Emotions affect breathing.Your emotions must be calm in order for your breathing to be calm.The mind and breathing are also interdependent.Deep and calm breathing relaxes the body and mind. It fills the lungs with air so that the brain and body can have an adequate supply of oxygen.In addition, deep and complete breathing moves the diaphragm up and down which massages and stimulates the internal organs.Use only 70 to 80 per cent of the lungs’ capacity to avoid tensing the muscles around the lungs.When you regulate your breathing, the first priority is to keep the lungs calm and relaxed.
There are eight key words for breathing which a Qigong practitioner should follow during practice:calm, slender, deep, long, continuous, uniform, slow soft.
Steps in Taiji-Qigong Breath Training
If you are a complete beginner in Qigong, the training sequence starts with the practice of Back to Childhood Breathing, where you expand the abdomen and lower the perineum while inhaling, and contract the abdomen and raise the perineum while exhaling. All movements are done gently.
After you become accustomed to Back to Childhood Breathing, begin practicing Reverse Abdominal Breathing, which is used any time the qigong practitioner has intention to move the Qi strongly. Here you contract the abdomen and lift the perineum while inhaling and expand the abdomen and lower the perineum while exhaling. All movements are done gently.

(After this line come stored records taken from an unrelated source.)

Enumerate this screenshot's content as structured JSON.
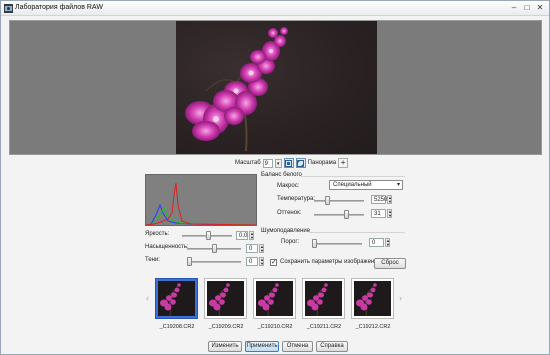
{
  "window": {
    "title": "Лаборатория файлов RAW",
    "minimize_glyph": "–",
    "maximize_glyph": "□",
    "close_glyph": "✕"
  },
  "zoom": {
    "label": "Масштаб",
    "value": "9",
    "dropdown_glyph": "▾",
    "panorama_label": "Панорама",
    "add_glyph": "+"
  },
  "histogram": {
    "colors": {
      "red": "#e02020",
      "green": "#20c020",
      "blue": "#2040ff"
    }
  },
  "adjust": {
    "brightness_label": "Яркость:",
    "brightness_value": "0,0",
    "saturation_label": "Насыщенность:",
    "saturation_value": "0",
    "shadows_label": "Тени:",
    "shadows_value": "0",
    "save_params_label": "Сохранить параметры изображения",
    "save_params_checked": true,
    "check_glyph": "✓",
    "reset_label": "Сброс"
  },
  "white_balance": {
    "group_label": "Баланс белого",
    "preset_label": "Макрос:",
    "preset_value": "Специальный",
    "temperature_label": "Температура:",
    "temperature_value": "5250",
    "tint_label": "Оттенок:",
    "tint_value": "31"
  },
  "noise": {
    "group_label": "Шумоподавление",
    "threshold_label": "Порог:",
    "threshold_value": "0"
  },
  "filmstrip": {
    "left_arrow": "‹",
    "right_arrow": "›",
    "files": [
      {
        "name": "_C19208.CR2",
        "selected": true
      },
      {
        "name": "_C19209.CR2",
        "selected": false
      },
      {
        "name": "_C19210.CR2",
        "selected": false
      },
      {
        "name": "_C19211.CR2",
        "selected": false
      },
      {
        "name": "_C19212.CR2",
        "selected": false
      }
    ]
  },
  "footer": {
    "change_label": "Изменить",
    "apply_label": "Применить",
    "cancel_label": "Отмена",
    "help_label": "Справка"
  }
}
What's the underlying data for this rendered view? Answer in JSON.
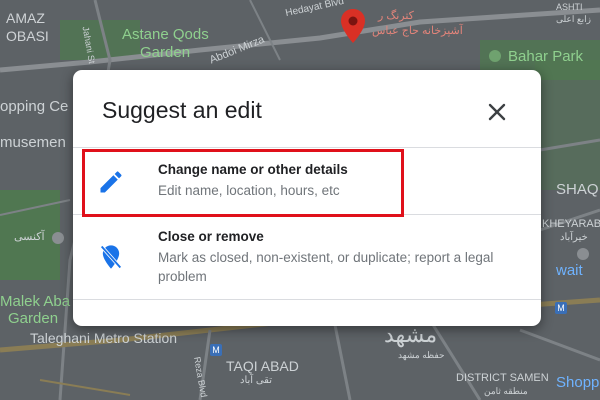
{
  "map": {
    "labels": {
      "amaz": "AMAZ",
      "obasi": "OBASI",
      "astane_qods": "Astane Qods",
      "garden": "Garden",
      "shopping_ce": "opping Ce",
      "amusemen": "musemen",
      "akhoondi": "آکنسی",
      "malek_aba": "Malek Aba",
      "malek_garden": "Garden",
      "taleghani": "Taleghani Metro Station",
      "taqi_abad": "TAQI ABAD",
      "taqi_abad_fa": "تقی آباد",
      "reza_blvd": "Reza Blvd",
      "hedayat_blvd": "Hedayat Blvd",
      "jahani": "Jahani St",
      "abdoi_mirza": "Abdoi Mirza",
      "bahar_park": "Bahar Park",
      "shaq": "SHAQ",
      "kheyaraba": "KHEYARABA",
      "kheyaraba_fa": "خیرآباد",
      "kuwait": "wait",
      "mashhad_fa": "مشهد",
      "mashhad_small_fa": "حفظه مشهد",
      "district_samen": "DISTRICT SAMEN",
      "district_samen_fa": "منطقه ثامن",
      "shop": "Shopp",
      "pin_label_1": "کترنگ ر",
      "pin_label_2": "آشپزخانه حاج عباس",
      "top_right_1": "ASHTI",
      "top_right_2": "زابع اعلی"
    },
    "colors": {
      "background": "#5d6266",
      "road": "#7d8286",
      "park": "#4f7a4f",
      "highway": "#8a7d55",
      "pin": "#d93025"
    }
  },
  "dialog": {
    "title": "Suggest an edit",
    "close_icon": "close-icon",
    "options": [
      {
        "icon": "pencil-icon",
        "title": "Change name or other details",
        "description": "Edit name, location, hours, etc",
        "highlighted": true
      },
      {
        "icon": "location-off-icon",
        "title": "Close or remove",
        "description": "Mark as closed, non-existent, or duplicate; report a legal problem",
        "highlighted": false
      }
    ],
    "colors": {
      "icon": "#1a73e8",
      "highlight_border": "#e0101a",
      "title": "#202124",
      "description": "#70757a"
    }
  }
}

After you can perform Reverse Breathing in a relaxed and comfortable manner, you begin training how to lead the Qi. Since the Qi flows where the mind leads it, you lead the Qi by placing the mind in the intended destination.
The first step in leading the Qi is Yongquan Breathing. Here you breathe in and out the Kidney 1 gates at the bottom of the feet. On exhalation, you place the mind below the feet and visualize the flow of breath and Qi down and out the bottoms of the feet and imagine that the feet are pressing into the Earth. On inhalation, you place the mind in the Real Lower Dan Tian and visualize breath and Qi flowing in through the bottoms of the feet and up to the Real Lower Dan Tian.
After you are comfortable with Yongquan Breathing, you can progress to Four Gates Breathing, adding the Laogong (Pericardium 8) gates in the palms. The palms are held at hip level facing the Earth with the elbows and wrists not too sharply bent. (Sharp bends in the joints inhibit the Qi flow.) Everything is the same as in Yongquan breathing, except you are now including the hands, placing the mind below both hands and feet and imagining that both the hands and feet are pressing into the Earth.
When Four Gates breathing is comfortable, you may begin the practice of Grand Circulation Breathing to strengthen the flow of Qi to the arms and hands. Half way into your inhalation, tuck the tailbone under slightly to open the Ming Men gate between L2 and L3. Place the mind in the Da Zhui point GV 14, right below the bump in your collar bone and visualize Qi flowing to Da Zhui. Then on exhalation, lead the Qi out the hands and feet. This "trick" enables you to increase the flow of Qi to the arms and hands for Taiji Ball Qigong, martial power or exchanging Qi with the environment.
For more information on these elements of Qigong Breathing see Dr. Yang, Jwing Ming's DVD, Understanding Qigong 2, Key Points of Qigong: Qigong Breathing, available from Qi Elements or YMAA.com.